I really want to say how amazing the NaPoWriMo blog has been – not only in encouraging writers to keep writing poetry every day this month – but in posting truly fabulous inspiration and challenges that have taken me out of my comfort zone and gotten me to try to ideas and styles that not only have I loved, but feel compelled to return to after this is all over. In the meantime, I keep following and enjoying the challenges – not all of them, but most!
Here is the poem inspired by Day 20 – the challenge was to use 5 random words from a list and make it into a poem – I didn’t use the entire list, but I used most of it – more than 15 words – which was even more of a challenge.
The owl absconds with my pencil
she flies upwind, my afternoon’s
work squandered, so I pour tea
that smells of clove and cinnamon
it’s a miraculous elixir, amber as
it pours out from the thermos, under
the watchful eye of the thief, cyclops
who stole to build a nest in some willowy
tree. The afternoon is mercurial, the air
scented, more seaweed than gutter, it changes

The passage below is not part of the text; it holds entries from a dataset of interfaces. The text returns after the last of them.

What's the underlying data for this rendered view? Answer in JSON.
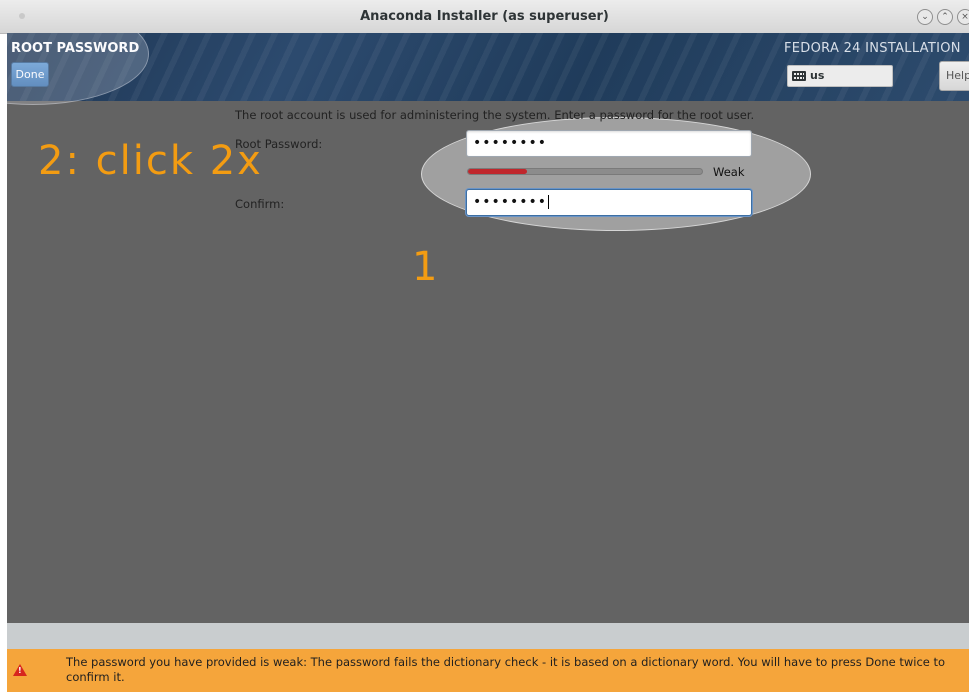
{
  "window": {
    "title": "Anaconda Installer (as superuser)",
    "controls": [
      "minimize-icon",
      "maximize-icon",
      "close-icon"
    ]
  },
  "header": {
    "spoke_title": "ROOT PASSWORD",
    "done_label": "Done",
    "product_title": "FEDORA 24 INSTALLATION",
    "keyboard_layout": "us",
    "help_label": "Help!"
  },
  "form": {
    "intro": "The root account is used for administering the system.  Enter a password for the root user.",
    "root_password_label": "Root Password:",
    "root_password_value": "••••••••",
    "strength_label": "Weak",
    "strength_level": 0.25,
    "confirm_label": "Confirm:",
    "confirm_value": "••••••••"
  },
  "annotations": {
    "click_note": "2: click 2x",
    "step_one": "1"
  },
  "warning": {
    "message": "The password you have provided is weak: The password fails the dictionary check - it is based on a dictionary word. You will have to press Done twice to confirm it."
  },
  "colors": {
    "header_bg": "#203c5b",
    "content_bg": "#636363",
    "warning_bg": "#f5a53b",
    "annotation": "#f39c12",
    "strength_weak": "#c0262c"
  }
}
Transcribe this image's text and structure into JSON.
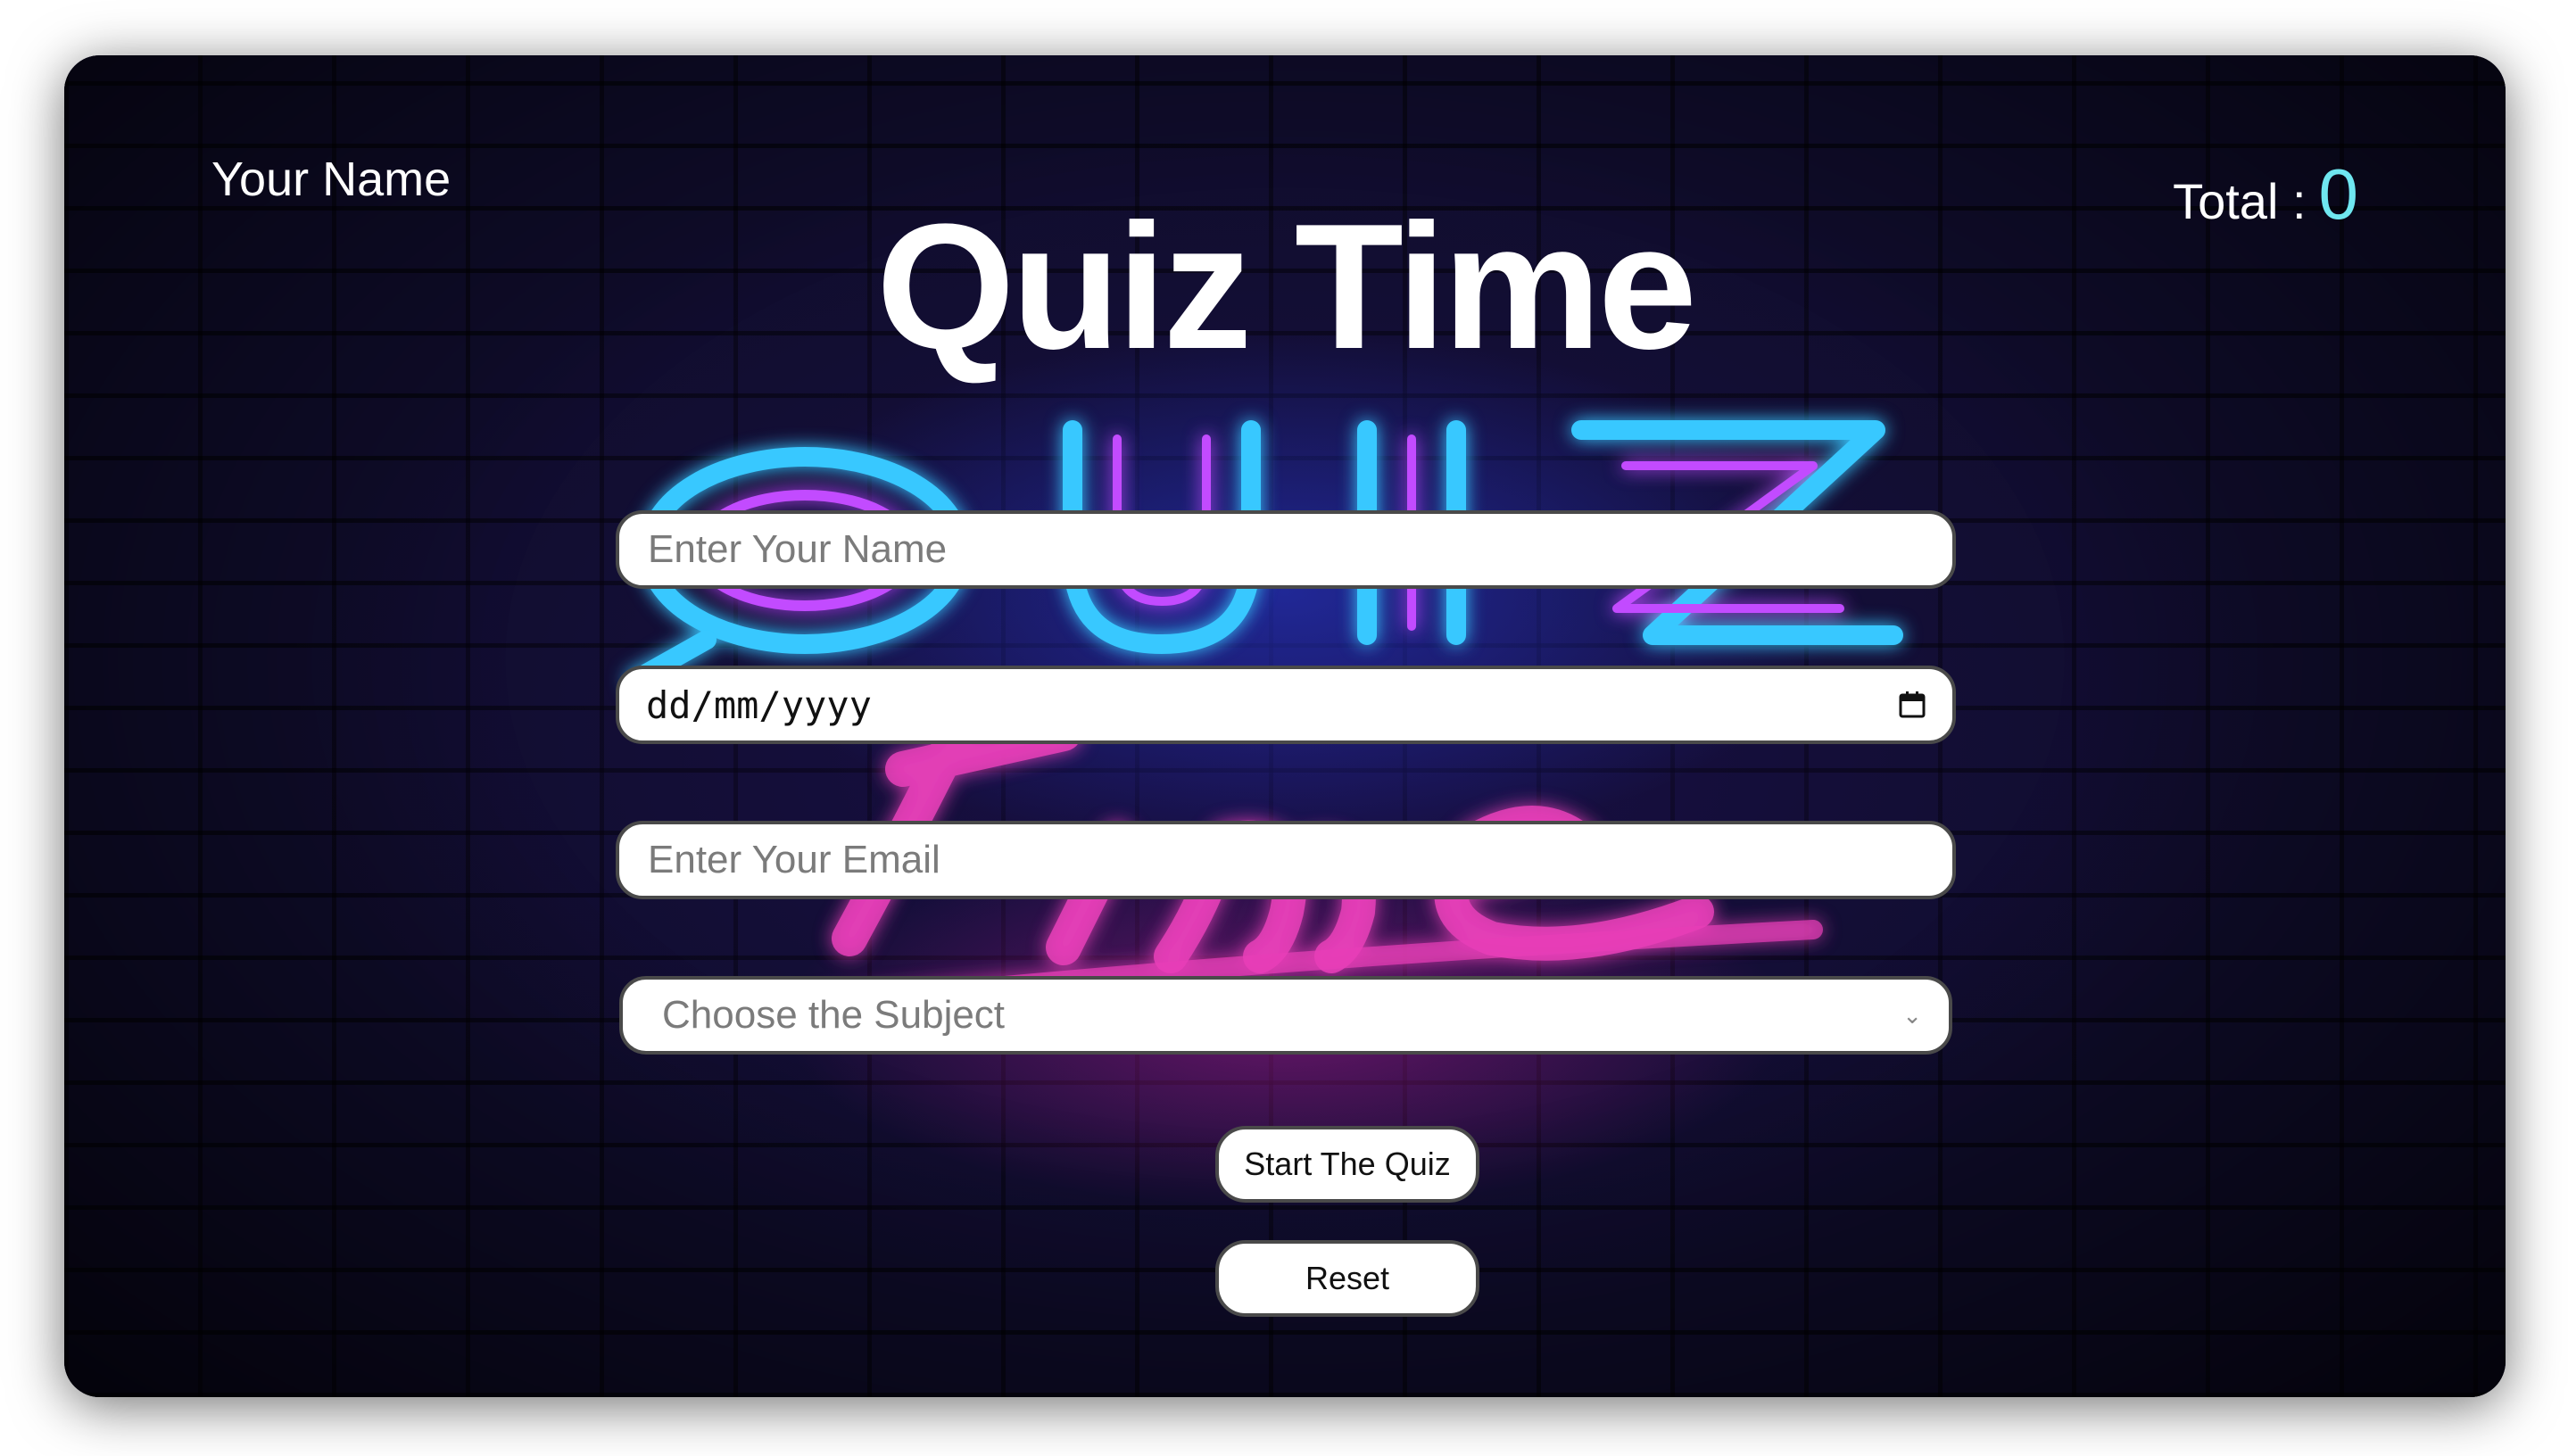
{
  "header": {
    "user_name": "Your Name",
    "title": "Quiz Time",
    "total_label": "Total :",
    "total_value": "0"
  },
  "form": {
    "name_placeholder": "Enter Your Name",
    "date_placeholder": "dd/mm/yyyy",
    "email_placeholder": "Enter Your Email",
    "subject_placeholder": "Choose the Subject"
  },
  "buttons": {
    "start_label": "Start The Quiz",
    "reset_label": "Reset"
  },
  "colors": {
    "accent_total": "#6fe7f0",
    "neon_blue": "#4fd3ff",
    "neon_pink": "#e83fb8"
  },
  "icons": {
    "calendar": "calendar-icon",
    "select_arrow": "chevron-down-icon"
  }
}
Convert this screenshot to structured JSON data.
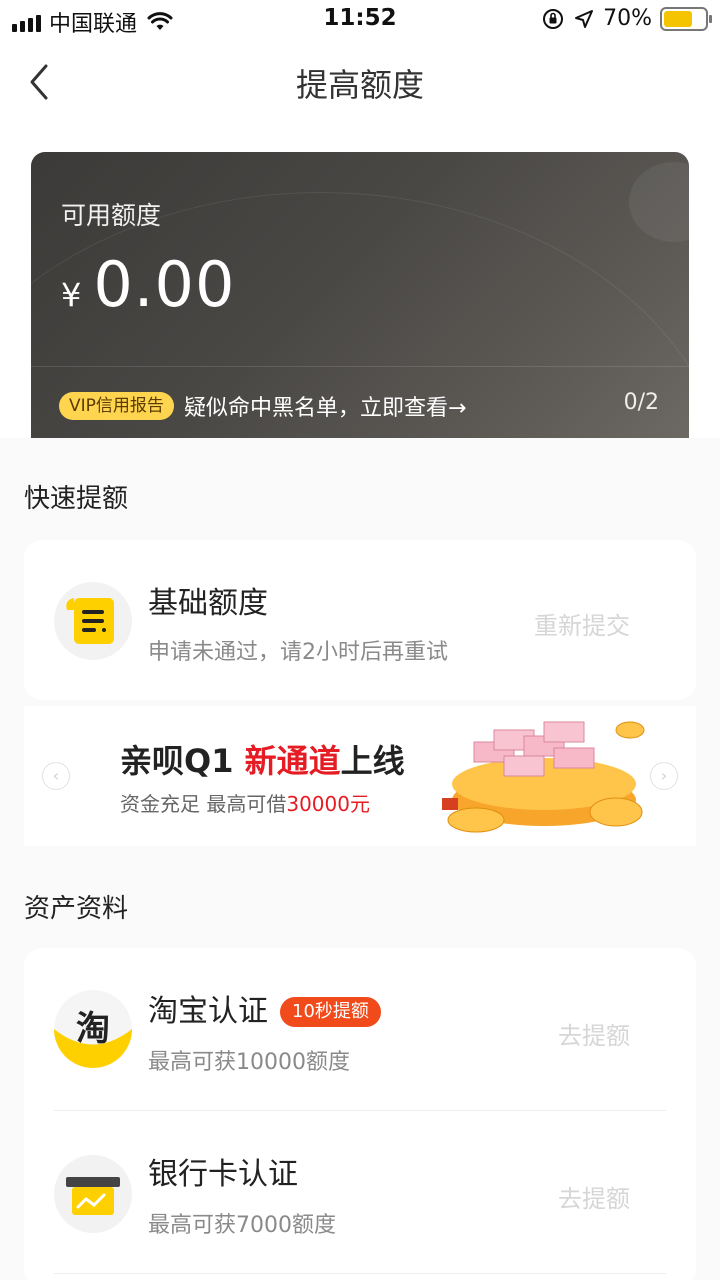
{
  "status_bar": {
    "carrier": "中国联通",
    "time": "11:52",
    "battery_pct": "70%",
    "battery_level": 0.7,
    "icons": [
      "signal-icon",
      "wifi-icon",
      "orientation-lock-icon",
      "location-icon",
      "battery-icon"
    ]
  },
  "nav": {
    "title": "提高额度",
    "back_icon": "chevron-left-icon"
  },
  "credit_card": {
    "label": "可用额度",
    "currency": "¥",
    "amount": "0.00",
    "vip_badge": "VIP信用报告",
    "notice": "疑似命中黑名单，立即查看→",
    "counter": "0/2"
  },
  "quick": {
    "section_title": "快速提额",
    "items": [
      {
        "icon": "document-icon",
        "title": "基础额度",
        "subtitle": "申请未通过，请2小时后再重试",
        "action": "重新提交"
      }
    ]
  },
  "banner": {
    "title_part1": "亲呗Q1 ",
    "title_highlight": "新通道",
    "title_part2": "上线",
    "subtitle_part1": "资金充足 最高可借",
    "subtitle_highlight": "30000元",
    "prev_icon": "chevron-left-circle-icon",
    "next_icon": "chevron-right-circle-icon",
    "colors": {
      "highlight": "#e51c23"
    }
  },
  "assets": {
    "section_title": "资产资料",
    "items": [
      {
        "icon": "taobao-icon",
        "icon_text": "淘",
        "title": "淘宝认证",
        "tag": "10秒提额",
        "subtitle": "最高可获10000额度",
        "action": "去提额"
      },
      {
        "icon": "bank-card-icon",
        "title": "银行卡认证",
        "subtitle": "最高可获7000额度",
        "action": "去提额"
      }
    ]
  },
  "colors": {
    "accent_yellow": "#f5c400",
    "tag_red": "#f14b1c",
    "card_dark": "#45433f"
  }
}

quickly, wind gusts like artillery fire, salt tang
of the sea on my tongue, the curl of my toes
in response to a chill burst, it is ego, elusive
in its quest to commune, twice I have been
confounded by a ghost, an owl once stole
my wedge of cheese, but left the truffle.
It is why I am still svelte.
The second challenge that I took on was quite unusual but a lot of fun – the challenge was in making what I wrote make sense afterwards. This challenge had us take a poem in a foreign tongue that we don’t know at all and “translate” it as best we could. I chose a poem entitled Delphi IV by Jos De Haes from Belgium.
I suppose that the lake was hidden
blood-red over the silver sheen
flowing salvation, marred beneath
the poor vole sad and missed.
Over the ribbon of the iceberg
the ripples of the slavering deep
this stream runs alcoholic mergers
shot with starlings that won’t waken.
So many shimmers in the stream
blood-wingers plant still birth
– and on the bluff all’s in a tomb
of once haunted mounds of silk.
Blink once in the splintering wood
your glow and prime are coming
die there panning for the goldpost
on which they wrote in blood your name.
O children, my puppies, my wonder
we die cold in the ocean seas
and waken with a blood curse, standing
the dagger is a sword of sound.